A single number is required: the count of lines in the following entries that include the word "text".

DATASET:
● ● ● ●

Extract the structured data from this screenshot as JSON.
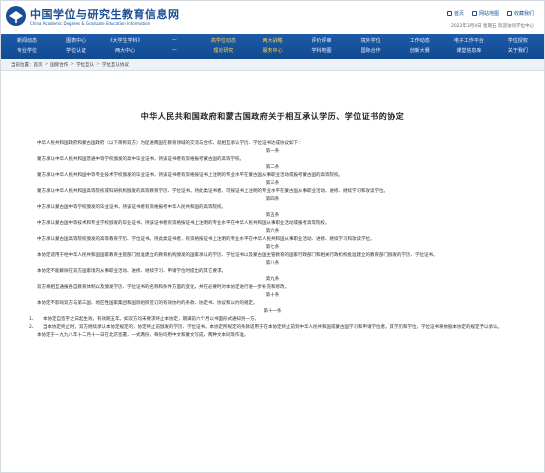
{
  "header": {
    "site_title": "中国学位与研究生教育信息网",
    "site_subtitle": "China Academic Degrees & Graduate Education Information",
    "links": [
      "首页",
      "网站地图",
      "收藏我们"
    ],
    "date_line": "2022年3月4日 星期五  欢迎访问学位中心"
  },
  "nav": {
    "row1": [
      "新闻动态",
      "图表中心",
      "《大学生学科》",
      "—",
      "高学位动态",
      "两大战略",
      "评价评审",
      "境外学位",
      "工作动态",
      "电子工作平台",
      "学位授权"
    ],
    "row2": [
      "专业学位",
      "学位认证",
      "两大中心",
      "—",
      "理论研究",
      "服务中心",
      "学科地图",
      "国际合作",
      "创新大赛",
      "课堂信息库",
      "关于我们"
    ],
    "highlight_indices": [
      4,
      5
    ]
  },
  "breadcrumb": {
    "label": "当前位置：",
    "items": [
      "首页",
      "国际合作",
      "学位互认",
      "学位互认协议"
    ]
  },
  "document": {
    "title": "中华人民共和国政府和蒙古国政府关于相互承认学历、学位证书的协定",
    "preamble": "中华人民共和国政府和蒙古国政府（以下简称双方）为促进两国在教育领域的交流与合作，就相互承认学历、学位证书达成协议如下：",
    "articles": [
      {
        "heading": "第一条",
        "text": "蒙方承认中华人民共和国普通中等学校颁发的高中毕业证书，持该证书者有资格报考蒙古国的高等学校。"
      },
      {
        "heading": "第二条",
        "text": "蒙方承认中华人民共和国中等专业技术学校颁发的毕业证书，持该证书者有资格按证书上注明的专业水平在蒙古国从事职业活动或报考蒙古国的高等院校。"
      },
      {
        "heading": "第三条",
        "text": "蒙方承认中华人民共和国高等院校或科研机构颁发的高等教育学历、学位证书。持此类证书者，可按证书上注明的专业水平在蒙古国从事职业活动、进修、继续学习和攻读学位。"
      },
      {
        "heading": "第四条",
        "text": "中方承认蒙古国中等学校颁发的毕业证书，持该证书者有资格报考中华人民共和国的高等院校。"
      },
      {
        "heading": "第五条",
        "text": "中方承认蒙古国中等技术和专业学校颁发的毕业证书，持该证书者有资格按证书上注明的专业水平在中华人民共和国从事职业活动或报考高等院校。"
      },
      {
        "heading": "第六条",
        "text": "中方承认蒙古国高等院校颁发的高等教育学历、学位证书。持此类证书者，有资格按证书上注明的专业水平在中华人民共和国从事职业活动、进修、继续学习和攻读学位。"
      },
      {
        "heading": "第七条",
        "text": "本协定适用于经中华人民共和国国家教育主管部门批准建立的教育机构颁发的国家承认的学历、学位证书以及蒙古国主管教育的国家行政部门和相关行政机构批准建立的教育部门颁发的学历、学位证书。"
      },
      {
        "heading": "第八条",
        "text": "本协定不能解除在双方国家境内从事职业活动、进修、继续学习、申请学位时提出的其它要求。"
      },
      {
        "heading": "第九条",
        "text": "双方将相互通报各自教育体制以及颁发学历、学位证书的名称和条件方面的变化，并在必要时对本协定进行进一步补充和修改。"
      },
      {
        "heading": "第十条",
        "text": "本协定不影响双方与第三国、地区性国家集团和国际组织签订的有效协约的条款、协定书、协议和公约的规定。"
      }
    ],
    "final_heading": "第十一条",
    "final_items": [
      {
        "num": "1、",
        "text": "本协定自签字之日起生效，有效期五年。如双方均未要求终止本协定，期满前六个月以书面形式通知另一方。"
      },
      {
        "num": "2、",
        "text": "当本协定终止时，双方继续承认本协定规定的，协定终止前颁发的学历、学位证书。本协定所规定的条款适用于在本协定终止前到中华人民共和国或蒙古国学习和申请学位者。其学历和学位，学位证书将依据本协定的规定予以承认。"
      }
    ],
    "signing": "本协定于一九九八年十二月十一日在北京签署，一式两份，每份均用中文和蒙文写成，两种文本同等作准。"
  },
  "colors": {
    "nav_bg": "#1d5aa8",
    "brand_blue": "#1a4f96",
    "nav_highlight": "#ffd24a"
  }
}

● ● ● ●

OUTPUT OF THE TASK: 12